RMI’s study essentially encourages utilities to keep people hooked up. Full grid defection means that people will add enough storage to be independent of the grid. The result would be a vicious circle; as the fixed grid costs are spread across a smaller number of ratepayers, the incentive to go off-grid only grows. And yet, the grid has been an enabler for the energy transition up to now; it is not our enemy. So how can we defend it?
The authors at RMI argue that utilities will speed up this vicious circle if they try to stop the trend. Numerous regulators and utilities in the US, for instance, want to add or have already added a special charge for solar homeowners. Ten years from now, when battery storage is much cheaper, homeowners will take this extra charge as an incentive to leave the grid altogether; the money they save by not having to pay the extra connection fee can be put into the extra battery storage and/or solar panels needed to go completely off grid.
Though the paper states that a follow-up report will investigate specific recommendations for utilities further, this study already argues that utilities need to embrace this change and not fight the inevitable. Customers may adopt a wait-and-see approach while utilities make it harder to install grid-connected PV, such as by getting rid of net-metering. Utilities and regulators may briefly view the forestalled grid defection as a success only to witness a massive wave of change when a tipping point is reached and customers realize that solar + storage is cheaper than the grid. “Grid-connected solar-plus-battery systems will gradually but ultimately cause a near-total load loss even in net metering’s absence,” the authors explain.

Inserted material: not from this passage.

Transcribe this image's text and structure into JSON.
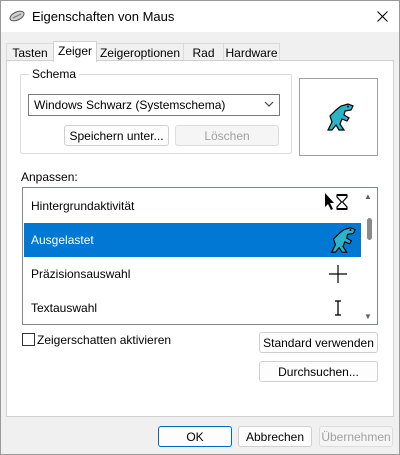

In short, the way many US utilities are reacting to residential and commercial solar will quickly worsen the utility death spiral. RMI calls on today’s power providers to work with prosumers to produce an integrated grid rather than an abandoned infrastructure. Utilities could benefit from solar customers by arranging power storage to accommodate the grid needs rather than each household’s consumption, for instance.
The paper points out that all of this change is happening extremely quickly, especially given the 30-year timeframe of many assets in the power sector. It is all the more urgent for utilities to heed these recommendations, and we look forward to more specifics and the follow-up report.
For other countries, the potential of complete grid defection mainly depends upon the ratio if summer to winter power demand. Countries like Germany, with greater power demand (and far greater energy demand) in the winter, will hardly see full grid defection on a large scale in the foreseeable future. So your mileage may vary.